Interface dataset entries >>
☆ ☆ ☆ ☆ ☆ ☆ ☆

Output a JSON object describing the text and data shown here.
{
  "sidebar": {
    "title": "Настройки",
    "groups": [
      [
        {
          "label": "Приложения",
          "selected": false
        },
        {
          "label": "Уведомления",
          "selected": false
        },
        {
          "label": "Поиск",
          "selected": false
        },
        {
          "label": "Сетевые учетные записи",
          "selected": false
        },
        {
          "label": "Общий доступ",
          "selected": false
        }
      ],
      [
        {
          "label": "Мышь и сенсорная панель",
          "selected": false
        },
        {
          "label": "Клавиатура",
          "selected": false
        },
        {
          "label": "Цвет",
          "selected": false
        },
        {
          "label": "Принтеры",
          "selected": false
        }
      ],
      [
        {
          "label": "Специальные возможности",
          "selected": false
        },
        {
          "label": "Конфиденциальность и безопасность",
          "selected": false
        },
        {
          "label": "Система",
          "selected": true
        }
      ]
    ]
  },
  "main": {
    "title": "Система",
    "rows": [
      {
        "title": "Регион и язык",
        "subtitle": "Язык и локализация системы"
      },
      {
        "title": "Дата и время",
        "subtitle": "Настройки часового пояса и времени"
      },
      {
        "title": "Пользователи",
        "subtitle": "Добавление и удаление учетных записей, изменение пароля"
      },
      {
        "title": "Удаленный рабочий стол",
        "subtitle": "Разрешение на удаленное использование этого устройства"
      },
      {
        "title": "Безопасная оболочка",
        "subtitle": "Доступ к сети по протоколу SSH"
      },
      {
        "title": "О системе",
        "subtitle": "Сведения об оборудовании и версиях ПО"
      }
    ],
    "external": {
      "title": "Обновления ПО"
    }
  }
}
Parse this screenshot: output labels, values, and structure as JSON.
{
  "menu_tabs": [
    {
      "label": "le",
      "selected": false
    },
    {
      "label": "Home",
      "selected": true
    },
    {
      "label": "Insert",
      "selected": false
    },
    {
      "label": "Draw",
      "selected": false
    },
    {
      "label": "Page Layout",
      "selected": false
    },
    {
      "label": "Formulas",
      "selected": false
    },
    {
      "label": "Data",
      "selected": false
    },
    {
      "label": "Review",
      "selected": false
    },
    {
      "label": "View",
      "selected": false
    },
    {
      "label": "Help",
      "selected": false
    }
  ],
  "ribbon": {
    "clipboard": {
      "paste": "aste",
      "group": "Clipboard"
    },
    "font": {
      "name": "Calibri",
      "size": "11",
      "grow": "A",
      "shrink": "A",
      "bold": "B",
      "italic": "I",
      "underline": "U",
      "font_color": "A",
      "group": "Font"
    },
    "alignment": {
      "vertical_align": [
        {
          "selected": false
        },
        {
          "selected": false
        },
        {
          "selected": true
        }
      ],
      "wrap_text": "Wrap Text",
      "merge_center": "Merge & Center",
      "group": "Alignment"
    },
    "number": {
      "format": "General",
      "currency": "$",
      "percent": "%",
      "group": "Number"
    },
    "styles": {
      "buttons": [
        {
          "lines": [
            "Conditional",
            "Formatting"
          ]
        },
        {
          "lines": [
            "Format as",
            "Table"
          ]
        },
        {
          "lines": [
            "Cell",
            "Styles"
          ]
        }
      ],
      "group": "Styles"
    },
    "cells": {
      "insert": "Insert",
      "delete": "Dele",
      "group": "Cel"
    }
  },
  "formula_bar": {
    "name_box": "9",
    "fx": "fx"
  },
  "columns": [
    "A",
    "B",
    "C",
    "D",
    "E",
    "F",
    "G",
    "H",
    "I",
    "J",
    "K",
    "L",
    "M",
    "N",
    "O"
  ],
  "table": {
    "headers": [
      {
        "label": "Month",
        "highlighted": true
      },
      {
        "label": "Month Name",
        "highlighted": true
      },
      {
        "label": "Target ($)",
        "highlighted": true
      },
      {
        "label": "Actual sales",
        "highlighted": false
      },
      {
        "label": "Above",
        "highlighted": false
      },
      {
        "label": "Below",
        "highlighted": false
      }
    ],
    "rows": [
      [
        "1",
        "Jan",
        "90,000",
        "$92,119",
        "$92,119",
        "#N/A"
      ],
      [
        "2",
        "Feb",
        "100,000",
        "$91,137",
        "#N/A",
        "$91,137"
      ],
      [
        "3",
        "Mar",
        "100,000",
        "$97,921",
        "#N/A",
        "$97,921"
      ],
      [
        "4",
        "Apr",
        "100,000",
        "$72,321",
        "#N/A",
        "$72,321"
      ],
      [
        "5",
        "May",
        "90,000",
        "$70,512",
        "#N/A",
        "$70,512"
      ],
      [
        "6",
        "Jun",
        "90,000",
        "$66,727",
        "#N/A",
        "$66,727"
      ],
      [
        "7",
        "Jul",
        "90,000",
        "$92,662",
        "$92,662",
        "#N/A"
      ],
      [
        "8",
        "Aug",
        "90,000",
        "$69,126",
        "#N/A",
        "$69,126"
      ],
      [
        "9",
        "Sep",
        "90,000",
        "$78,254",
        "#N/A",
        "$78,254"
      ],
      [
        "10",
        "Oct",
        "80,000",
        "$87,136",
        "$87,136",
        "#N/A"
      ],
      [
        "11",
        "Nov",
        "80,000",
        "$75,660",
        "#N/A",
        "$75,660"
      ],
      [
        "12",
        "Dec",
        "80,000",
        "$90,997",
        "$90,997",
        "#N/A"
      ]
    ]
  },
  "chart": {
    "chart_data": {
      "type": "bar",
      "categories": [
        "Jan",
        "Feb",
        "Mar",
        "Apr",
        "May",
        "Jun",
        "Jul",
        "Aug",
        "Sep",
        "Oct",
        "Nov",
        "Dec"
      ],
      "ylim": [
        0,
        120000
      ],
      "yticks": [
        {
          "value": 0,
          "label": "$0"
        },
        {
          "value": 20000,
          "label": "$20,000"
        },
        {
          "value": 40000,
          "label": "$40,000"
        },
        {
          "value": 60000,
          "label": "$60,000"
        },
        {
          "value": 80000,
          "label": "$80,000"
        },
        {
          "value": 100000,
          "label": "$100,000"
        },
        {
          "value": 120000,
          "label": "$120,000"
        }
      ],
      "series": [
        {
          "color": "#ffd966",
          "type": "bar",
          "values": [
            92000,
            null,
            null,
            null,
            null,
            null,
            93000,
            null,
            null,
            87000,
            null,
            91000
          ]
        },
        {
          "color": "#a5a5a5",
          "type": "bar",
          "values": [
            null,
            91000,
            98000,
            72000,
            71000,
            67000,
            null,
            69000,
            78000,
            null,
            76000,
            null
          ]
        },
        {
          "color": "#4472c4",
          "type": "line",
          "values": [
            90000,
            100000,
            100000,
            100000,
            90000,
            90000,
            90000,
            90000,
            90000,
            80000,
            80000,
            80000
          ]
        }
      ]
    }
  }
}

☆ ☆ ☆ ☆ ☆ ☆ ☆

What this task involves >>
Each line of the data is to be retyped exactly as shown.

Your response >>
Output a JSON object describing the text and data shown here.
{
  "sidebar": {
    "title": "Настройки",
    "groups": [
      [
        {
          "label": "Приложения",
          "selected": false
        },
        {
          "label": "Уведомления",
          "selected": false
        },
        {
          "label": "Поиск",
          "selected": false
        },
        {
          "label": "Сетевые учетные записи",
          "selected": false
        },
        {
          "label": "Общий доступ",
          "selected": false
        }
      ],
      [
        {
          "label": "Мышь и сенсорная панель",
          "selected": false
        },
        {
          "label": "Клавиатура",
          "selected": false
        },
        {
          "label": "Цвет",
          "selected": false
        },
        {
          "label": "Принтеры",
          "selected": false
        }
      ],
      [
        {
          "label": "Специальные возможности",
          "selected": false
        },
        {
          "label": "Конфиденциальность и безопасность",
          "selected": false
        },
        {
          "label": "Система",
          "selected": true
        }
      ]
    ]
  },
  "main": {
    "title": "Система",
    "rows": [
      {
        "title": "Регион и язык",
        "subtitle": "Язык и локализация системы"
      },
      {
        "title": "Дата и время",
        "subtitle": "Настройки часового пояса и времени"
      },
      {
        "title": "Пользователи",
        "subtitle": "Добавление и удаление учетных записей, изменение пароля"
      },
      {
        "title": "Удаленный рабочий стол",
        "subtitle": "Разрешение на удаленное использование этого устройства"
      },
      {
        "title": "Безопасная оболочка",
        "subtitle": "Доступ к сети по протоколу SSH"
      },
      {
        "title": "О системе",
        "subtitle": "Сведения об оборудовании и версиях ПО"
      }
    ],
    "external": {
      "title": "Обновления ПО"
    }
  }
}
Parse this screenshot: output labels, values, and structure as JSON.
{
  "menu_tabs": [
    {
      "label": "le",
      "selected": false
    },
    {
      "label": "Home",
      "selected": true
    },
    {
      "label": "Insert",
      "selected": false
    },
    {
      "label": "Draw",
      "selected": false
    },
    {
      "label": "Page Layout",
      "selected": false
    },
    {
      "label": "Formulas",
      "selected": false
    },
    {
      "label": "Data",
      "selected": false
    },
    {
      "label": "Review",
      "selected": false
    },
    {
      "label": "View",
      "selected": false
    },
    {
      "label": "Help",
      "selected": false
    }
  ],
  "ribbon": {
    "clipboard": {
      "paste": "aste",
      "group": "Clipboard"
    },
    "font": {
      "name": "Calibri",
      "size": "11",
      "grow": "A",
      "shrink": "A",
      "bold": "B",
      "italic": "I",
      "underline": "U",
      "font_color": "A",
      "group": "Font"
    },
    "alignment": {
      "vertical_align": [
        {
          "selected": false
        },
        {
          "selected": false
        },
        {
          "selected": true
        }
      ],
      "wrap_text": "Wrap Text",
      "merge_center": "Merge & Center",
      "group": "Alignment"
    },
    "number": {
      "format": "General",
      "currency": "$",
      "percent": "%",
      "group": "Number"
    },
    "styles": {
      "buttons": [
        {
          "lines": [
            "Conditional",
            "Formatting"
          ]
        },
        {
          "lines": [
            "Format as",
            "Table"
          ]
        },
        {
          "lines": [
            "Cell",
            "Styles"
          ]
        }
      ],
      "group": "Styles"
    },
    "cells": {
      "insert": "Insert",
      "delete": "Dele",
      "group": "Cel"
    }
  },
  "formula_bar": {
    "name_box": "9",
    "fx": "fx"
  },
  "columns": [
    "A",
    "B",
    "C",
    "D",
    "E",
    "F",
    "G",
    "H",
    "I",
    "J",
    "K",
    "L",
    "M",
    "N",
    "O"
  ],
  "table": {
    "headers": [
      {
        "label": "Month",
        "highlighted": true
      },
      {
        "label": "Month Name",
        "highlighted": true
      },
      {
        "label": "Target ($)",
        "highlighted": true
      },
      {
        "label": "Actual sales",
        "highlighted": false
      },
      {
        "label": "Above",
        "highlighted": false
      },
      {
        "label": "Below",
        "highlighted": false
      }
    ],
    "rows": [
      [
        "1",
        "Jan",
        "90,000",
        "$92,119",
        "$92,119",
        "#N/A"
      ],
      [
        "2",
        "Feb",
        "100,000",
        "$91,137",
        "#N/A",
        "$91,137"
      ],
      [
        "3",
        "Mar",
        "100,000",
        "$97,921",
        "#N/A",
        "$97,921"
      ],
      [
        "4",
        "Apr",
        "100,000",
        "$72,321",
        "#N/A",
        "$72,321"
      ],
      [
        "5",
        "May",
        "90,000",
        "$70,512",
        "#N/A",
        "$70,512"
      ],
      [
        "6",
        "Jun",
        "90,000",
        "$66,727",
        "#N/A",
        "$66,727"
      ],
      [
        "7",
        "Jul",
        "90,000",
        "$92,662",
        "$92,662",
        "#N/A"
      ],
      [
        "8",
        "Aug",
        "90,000",
        "$69,126",
        "#N/A",
        "$69,126"
      ],
      [
        "9",
        "Sep",
        "90,000",
        "$78,254",
        "#N/A",
        "$78,254"
      ],
      [
        "10",
        "Oct",
        "80,000",
        "$87,136",
        "$87,136",
        "#N/A"
      ],
      [
        "11",
        "Nov",
        "80,000",
        "$75,660",
        "#N/A",
        "$75,660"
      ],
      [
        "12",
        "Dec",
        "80,000",
        "$90,997",
        "$90,997",
        "#N/A"
      ]
    ]
  },
  "chart": {
    "chart_data": {
      "type": "bar",
      "categories": [
        "Jan",
        "Feb",
        "Mar",
        "Apr",
        "May",
        "Jun",
        "Jul",
        "Aug",
        "Sep",
        "Oct",
        "Nov",
        "Dec"
      ],
      "ylim": [
        0,
        120000
      ],
      "yticks": [
        {
          "value": 0,
          "label": "$0"
        },
        {
          "value": 20000,
          "label": "$20,000"
        },
        {
          "value": 40000,
          "label": "$40,000"
        },
        {
          "value": 60000,
          "label": "$60,000"
        },
        {
          "value": 80000,
          "label": "$80,000"
        },
        {
          "value": 100000,
          "label": "$100,000"
        },
        {
          "value": 120000,
          "label": "$120,000"
        }
      ],
      "series": [
        {
          "color": "#ffd966",
          "type": "bar",
          "values": [
            92000,
            null,
            null,
            null,
            null,
            null,
            93000,
            null,
            null,
            87000,
            null,
            91000
          ]
        },
        {
          "color": "#a5a5a5",
          "type": "bar",
          "values": [
            null,
            91000,
            98000,
            72000,
            71000,
            67000,
            null,
            69000,
            78000,
            null,
            76000,
            null
          ]
        },
        {
          "color": "#4472c4",
          "type": "line",
          "values": [
            90000,
            100000,
            100000,
            100000,
            90000,
            90000,
            90000,
            90000,
            90000,
            80000,
            80000,
            80000
          ]
        }
      ]
    }
  }
}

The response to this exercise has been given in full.